In order for this philosophical theory to have any practical impact, the ethics of global responsibility needs to be scaled up. The fundamental practical question about the ethical framework described in this book is whether it can achieve sufficient scale of acceptance within the global community to make a difference in how a significantly large number of people think about the moral condition of humanity in the twenty-first century. How successfully this ethical theory can be scaled up depends upon a number of factors. Let me mention a few of the criteria that can be used to determine how potentially scalable a global ethics that requires a radical expansion of human responsibilities might be.
In order to achieve widespread acceptance and become internalized as part of the dominant ethos an account of a global ethics should:

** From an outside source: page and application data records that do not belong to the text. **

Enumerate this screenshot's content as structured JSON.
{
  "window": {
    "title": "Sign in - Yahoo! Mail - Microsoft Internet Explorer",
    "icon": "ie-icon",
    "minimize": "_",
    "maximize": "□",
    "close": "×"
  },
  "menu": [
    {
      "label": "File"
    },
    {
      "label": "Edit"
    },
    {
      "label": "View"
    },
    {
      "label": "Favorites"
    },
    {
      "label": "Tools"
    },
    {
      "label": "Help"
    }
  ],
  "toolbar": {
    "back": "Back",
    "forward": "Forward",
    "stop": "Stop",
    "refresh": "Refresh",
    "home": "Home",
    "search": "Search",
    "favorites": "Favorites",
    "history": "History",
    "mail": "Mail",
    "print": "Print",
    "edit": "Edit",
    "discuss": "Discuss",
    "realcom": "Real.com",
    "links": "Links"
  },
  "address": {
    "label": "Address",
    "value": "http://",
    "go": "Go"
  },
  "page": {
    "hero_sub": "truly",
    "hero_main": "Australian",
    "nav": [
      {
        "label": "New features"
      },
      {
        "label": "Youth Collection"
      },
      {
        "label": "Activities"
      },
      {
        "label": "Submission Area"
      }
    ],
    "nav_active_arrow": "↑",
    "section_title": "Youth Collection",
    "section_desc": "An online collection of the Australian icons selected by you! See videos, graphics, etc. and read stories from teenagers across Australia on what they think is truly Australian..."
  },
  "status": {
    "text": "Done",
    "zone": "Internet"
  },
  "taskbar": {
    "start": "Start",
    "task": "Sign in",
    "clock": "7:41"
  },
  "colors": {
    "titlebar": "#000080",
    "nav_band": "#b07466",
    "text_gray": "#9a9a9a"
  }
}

· Provide a coherent account of the nature, scope, and limitations of the moral responsibilities which moral agents have towards co-nationals, citizens of other states, future generations, and non-human species and the ecosystems on which they depend.
· Allocate the burdens of fulfilling these responsibilities in ways that are practically feasible given the limitations imposed by our nature, our powers and capacities, and our existing traditions.
· Be sustainable and enable future generations to elaborate it and improve it in useful and appropriate ways.
· Be teachable and be understandable by ordinary people, and not so complex and abstract that its implications for practical action cannot be apprehended..
· Be capable of achieving widespread adherence across diverse political, cultural, and economic systems and ideologies.
· Support and provide guidance concerning effective and feasible public policies for addressing global threats and provide practical guidance for policy-makers in dealing with these kinds of issues.
· Provide guidance in resolving conflicts involving different values, rights, and duties and between different fundamental ethical principles.
· Be able to withstand criticism, and demonstrate fruitfulness in solving new problems within the range of issues the overall framework is supposed to address.
There can be no prior assurance that any, let alone all, of these conditions can be satisfied. There is no way to prove that a global ethics is possible before we try to construct and deploy it. In other words, embarking on this project requires that one be willing to “risk the impossible” and to attempt to bring into being something that perhaps cannot be. I am willing to take that risk.